How long you allow a plant to grow, or the length of time from seed germination to harvest, is one of the most significant factors determining weed yield. If you start growing seeds in March rather than May, those plants will have two extra months to get big.

When growing outdoors, the local climate is the main determining factor of when you can put seeds in the ground. Some regions are too cold to put plants outside until May, but you can start growing plants indoors with the right setup.

Some regions get rain early in the fall, so you’ll want to grow plants that are ready to harvest by the beginning of October. In tropical climates, you can practically grow weed outdoors all year round.

When growing indoors, growth duration is determined by how much space you have to work with. If you have a spacious basement or shed, you can let plants grow for months and get as big as you want before forcing them to flower. If space is tight, like in a grow tent or other small areas, you may only be able to let your plants get a few feet tall.

Light

How much light a plant receives is highly variable. When growing outside, it all depends on where a plant is located to receive the most light throughout the entire season. Weed plants like full sun—at least six hours of direct sunlight every day. If a plant is in the shade or gets shaded as the light changes throughout the season, it can affect yields.

Indoors, it depends on how powerful your light is. A small 200W LED is great for a small grow tent, but you’ll need something bigger for a bigger space, which also means a more expensive light.

Be sure to prune your plants to remove dead leaves and buds, and branches that won’t turn into sizable buds. Clearing out plant matter will allow the quality buds to get more light.

Climate

Weed typically likes warm, temperate climates—think of Northern California’s Emerald Triangle region—but certain strains thrive in different temperatures. Traditionally, indicas like cold, dry climates and sativas like warm, humid climates.

Sudden extreme changes in temperature can affect a plant’s growth and yields, such as a sudden cold snap, which can slow a plant’s growth, or a heatwave, which can dry out a plant.

Soil type/amount

Different soils have different nutrient levels and some nutrients can promote plant growth. You can also add nutrients to soil or water to help plants grow big and strong.

Additionally, if growing in containers, the size of the container, or the amount of soil the plant’s roots have, will affect the size of a plant.
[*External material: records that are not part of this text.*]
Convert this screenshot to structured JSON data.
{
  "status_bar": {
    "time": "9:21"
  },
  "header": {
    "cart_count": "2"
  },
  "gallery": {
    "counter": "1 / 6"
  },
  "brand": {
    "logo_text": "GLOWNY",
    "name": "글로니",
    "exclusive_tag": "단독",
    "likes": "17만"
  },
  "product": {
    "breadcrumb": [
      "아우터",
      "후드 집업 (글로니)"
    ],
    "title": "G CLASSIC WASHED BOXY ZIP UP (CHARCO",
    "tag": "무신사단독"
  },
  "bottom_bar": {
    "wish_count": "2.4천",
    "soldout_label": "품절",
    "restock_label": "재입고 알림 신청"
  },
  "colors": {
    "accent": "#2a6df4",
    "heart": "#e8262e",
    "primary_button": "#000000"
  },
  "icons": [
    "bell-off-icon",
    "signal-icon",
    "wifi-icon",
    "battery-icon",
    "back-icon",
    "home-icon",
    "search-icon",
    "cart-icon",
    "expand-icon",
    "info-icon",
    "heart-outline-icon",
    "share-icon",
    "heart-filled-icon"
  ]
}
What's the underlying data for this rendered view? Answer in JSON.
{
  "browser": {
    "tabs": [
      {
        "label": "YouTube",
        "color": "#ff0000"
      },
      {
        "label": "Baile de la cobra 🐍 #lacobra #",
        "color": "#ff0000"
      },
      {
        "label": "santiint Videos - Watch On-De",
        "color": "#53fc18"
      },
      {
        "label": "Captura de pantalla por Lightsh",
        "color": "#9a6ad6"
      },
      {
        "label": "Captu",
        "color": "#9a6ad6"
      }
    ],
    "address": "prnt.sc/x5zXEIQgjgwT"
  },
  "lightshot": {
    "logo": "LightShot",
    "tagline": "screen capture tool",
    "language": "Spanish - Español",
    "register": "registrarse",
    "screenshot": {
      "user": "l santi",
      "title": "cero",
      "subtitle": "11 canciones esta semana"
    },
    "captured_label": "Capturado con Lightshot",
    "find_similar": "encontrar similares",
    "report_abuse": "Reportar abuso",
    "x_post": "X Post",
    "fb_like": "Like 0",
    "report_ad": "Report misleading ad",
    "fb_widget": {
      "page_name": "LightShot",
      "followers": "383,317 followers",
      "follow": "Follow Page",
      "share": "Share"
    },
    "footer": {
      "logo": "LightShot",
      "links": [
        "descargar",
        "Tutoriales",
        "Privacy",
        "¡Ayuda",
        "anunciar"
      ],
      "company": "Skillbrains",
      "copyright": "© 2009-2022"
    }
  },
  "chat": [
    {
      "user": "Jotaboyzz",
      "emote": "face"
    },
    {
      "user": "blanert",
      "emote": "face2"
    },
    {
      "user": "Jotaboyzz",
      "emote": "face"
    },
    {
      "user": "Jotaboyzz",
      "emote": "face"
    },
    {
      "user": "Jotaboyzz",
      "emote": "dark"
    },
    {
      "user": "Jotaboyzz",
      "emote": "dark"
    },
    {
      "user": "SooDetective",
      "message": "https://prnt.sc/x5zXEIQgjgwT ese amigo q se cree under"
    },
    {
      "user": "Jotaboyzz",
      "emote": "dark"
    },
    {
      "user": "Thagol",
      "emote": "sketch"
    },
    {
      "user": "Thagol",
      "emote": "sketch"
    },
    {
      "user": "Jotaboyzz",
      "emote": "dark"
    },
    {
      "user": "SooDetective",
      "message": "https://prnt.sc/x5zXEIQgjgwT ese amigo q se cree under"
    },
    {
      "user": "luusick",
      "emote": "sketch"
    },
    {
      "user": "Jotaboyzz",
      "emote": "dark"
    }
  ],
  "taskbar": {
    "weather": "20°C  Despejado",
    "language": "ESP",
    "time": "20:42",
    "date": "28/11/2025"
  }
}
Growing in too small of a pot can stunt a plant’s growth.

Check out guidelines on how big of a container you need for different sized plants here.

Growing directly in the ground will give your plant’s roots plenty of space, but you may need to add nutrients depending on the soil’s quality.